Marc S. Dreier on Wednesday sent a confessional letter to the federal judge who will sentence him on Monday (pdf), describing in remarkable detail how he funded the once-admired expansion of Dreier LLP by committing frauds totaling more than $400 million.
Facing a recommendation from the government that he serve the rest of his life in prison but pleading for a measured sentence, Dreier, 59, said his seven-year downward spiral began with a simple theft from a client settlement fund and ended at the point where "I found myself running a massive Ponzi scheme with no apparent way out."
Dreier's letter was submitted as defense attorney Gerald L. Shargel and Assistant U.S. Attorney Jonathan R. Streeter sent competing memos to Southern District of New York Judge Jed S. Rakoff taking a dramatically different view of the U.S. Sentencing Guidelines.
Dreier claimed that selling bogus promissory notes to investors was part of an attempt to salvage the 250-plus lawyer firm he founded, but he also acknowledged a taste for the good life that led him to dig a deeper hole with each fraudulent scheme.
"At the beginning, I spent most of the money growing the law firm," he said, "But as time went on, I was more and more self-indulgent. I bought extravagant things -- a beach house, an apartment, a boat, expensive art."

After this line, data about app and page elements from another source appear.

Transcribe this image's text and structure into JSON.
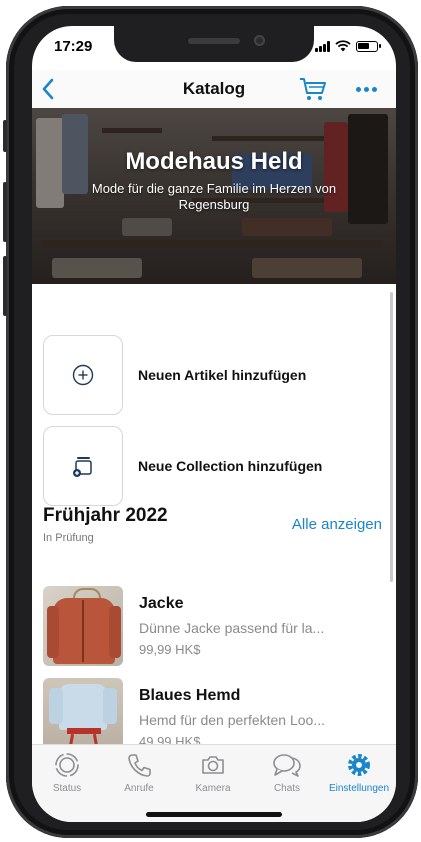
{
  "status_bar": {
    "time": "17:29"
  },
  "nav": {
    "back_icon": "chevron-left-icon",
    "title": "Katalog",
    "cart_icon": "cart-icon",
    "more_icon": "more-dots-icon"
  },
  "hero": {
    "title": "Modehaus Held",
    "subtitle": "Mode für die ganze Familie im Herzen von Regensburg"
  },
  "actions": [
    {
      "label": "Neuen Artikel hinzufügen",
      "icon": "plus-circle-icon"
    },
    {
      "label": "Neue Collection hinzufügen",
      "icon": "add-collection-icon"
    }
  ],
  "collection": {
    "title": "Frühjahr 2022",
    "status": "In Prüfung",
    "link": "Alle anzeigen",
    "products": [
      {
        "name": "Jacke",
        "description": "Dünne Jacke passend für la...",
        "price": "99,99 HK$"
      },
      {
        "name": "Blaues Hemd",
        "description": "Hemd für den perfekten Loo...",
        "price": "49,99 HK$"
      }
    ]
  },
  "tabs": [
    {
      "label": "Status",
      "icon": "status-icon"
    },
    {
      "label": "Anrufe",
      "icon": "phone-icon"
    },
    {
      "label": "Kamera",
      "icon": "camera-icon"
    },
    {
      "label": "Chats",
      "icon": "chat-bubbles-icon"
    },
    {
      "label": "Einstellungen",
      "icon": "settings-gear-icon"
    }
  ],
  "colors": {
    "accent": "#1a86c8",
    "tab_inactive": "#8e8e93",
    "frame": "#1f1f21"
  }
}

Dreier said that he always believed he would get the money needed to compensate his victims, but he could not.
"It all seems so obviously deplorable now," he said. "I recall only that I was desperate for some measure of success that I felt had eluded me. I felt that my law firm was my last chance to make a mark for myself and I was fearful of seeing it fail."
Later, Dreier said, "I will always be remembered as a thief."

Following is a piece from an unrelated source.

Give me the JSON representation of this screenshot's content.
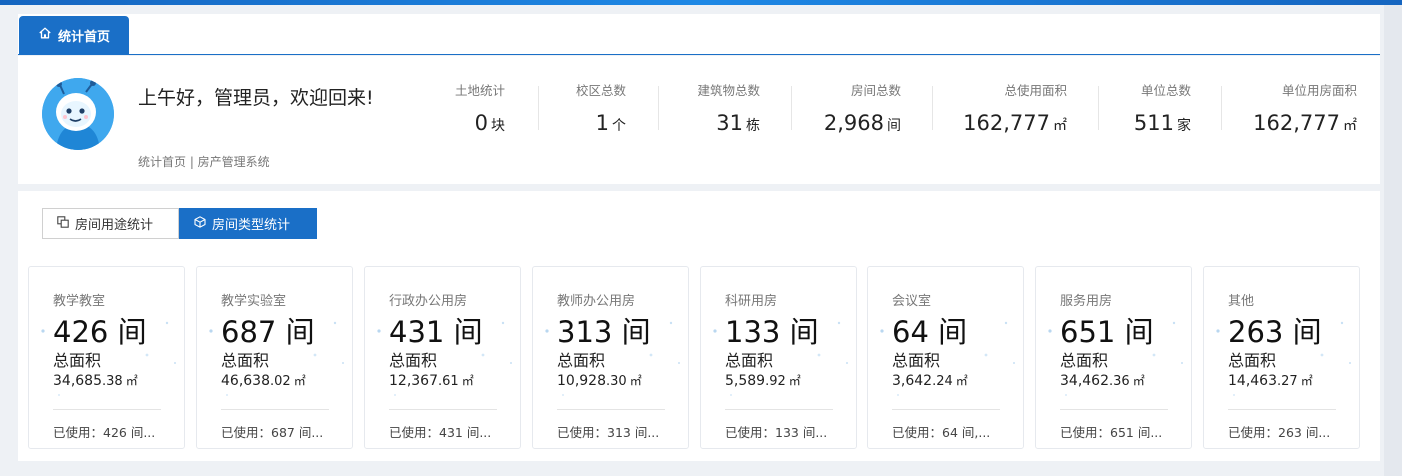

Shargel wrote to the judge that his client expected to serve a "significant" sentence. But he appealed to Judge Rakoff for a prison term that is "both rational and proportionate" -- a non-guidelines sentence somewhere between 10 years and one month and 12 years and seven months behind bars.
Streeter, describing the depth of Dreier's selfishness and the damage he has done, asked for 145 years in prison, the maximum under the sentencing guidelines, or in the alternative, "a term of years that would both assure that Dreier will remain in prison for life (pdf) and emphatically promote general deterrence."
Dreier pleaded guilty on May 11 to one count of conspiracy to commit securities fraud and wire fraud, one count of money laundering, one count of securities fraud and five counts of wire fraud (NYLJ May 12). He has remained under house arrest in his 3,000-square-foot Manhattan penthouse since Judge Rakoff accepted his plea and said Dreier "has disgraced the honorable profession of law."
'A LIFE OF FRAUD'
Streeter, in his memo, put the total amount of Dreier's frauds at $740 million -- the amount of money that was stolen from hedge funds and other investors, the money that cycled through Dreier's own accounts and the money he stripped from attorney escrow funds at now-defunct Dreier LLP.
"With all of the advantages conferred by a comfortable upbringing, Harvard and Yale educations, and a solid start in the legal profession, Dreier could have pursued a rewarding and productive life as a lawyer, serving clients and the law, with compensation in the top few percent of the general population," Streeter wrote. "Instead, Dreier decided to seek vast personal riches and prestige through a life of fraud and through dishonor to his profession."